Researchers from Carnegie Mellon University have created the HopeBand, a wearable prototype that can detect — and possibly prevent — opioid overdoses.
According to the National Institute on Drug Abuse, more than 115 people die from opioid overdoses every day.
A new report from IEEE Spectrum says that the HopeBand is one of many products currently in development that attempts to address the epidemic with technology. When the wearable detects low blood oxygen levels, it sounds an alarm, flashes red lights and even sends out a text message with the wearer’s locations.
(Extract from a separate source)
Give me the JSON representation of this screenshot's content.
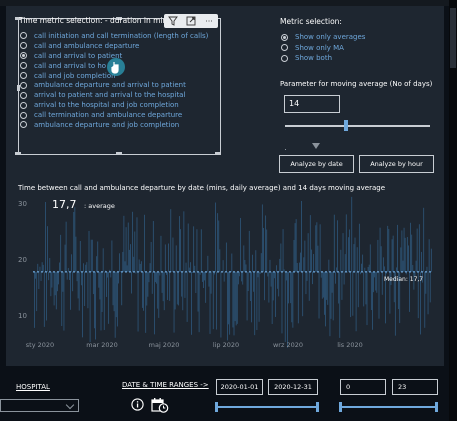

The idea is that it can send a text message to someone who can hopefully arrive in time with some Narcan to bring the addict back.
According to one researcher, the HopeBand is designed to basically have someone on high alert, always. Rashmi Kalkunte, a software engineering student at Carnegie Mellon University, says, “Imagine having a friend who is always watching for signs of overdose.”
Right now, the prototype costs around $30, but the team is hoping to have it as low as $16. The price point is the most promising, as the device is less likely to be pawned if it isn’t particularly valuable.
The wearable uses pulse oximetry sensors that monitor blood oxygen levels using light absorption. If oxygen levels drop too low, the device processes data for 10 seconds and then sounds an alarm.
Next, the team will make sure that the HopeBand actually detects overdoses in real people, and will start by offering it free to opioid users through needle exchange programs.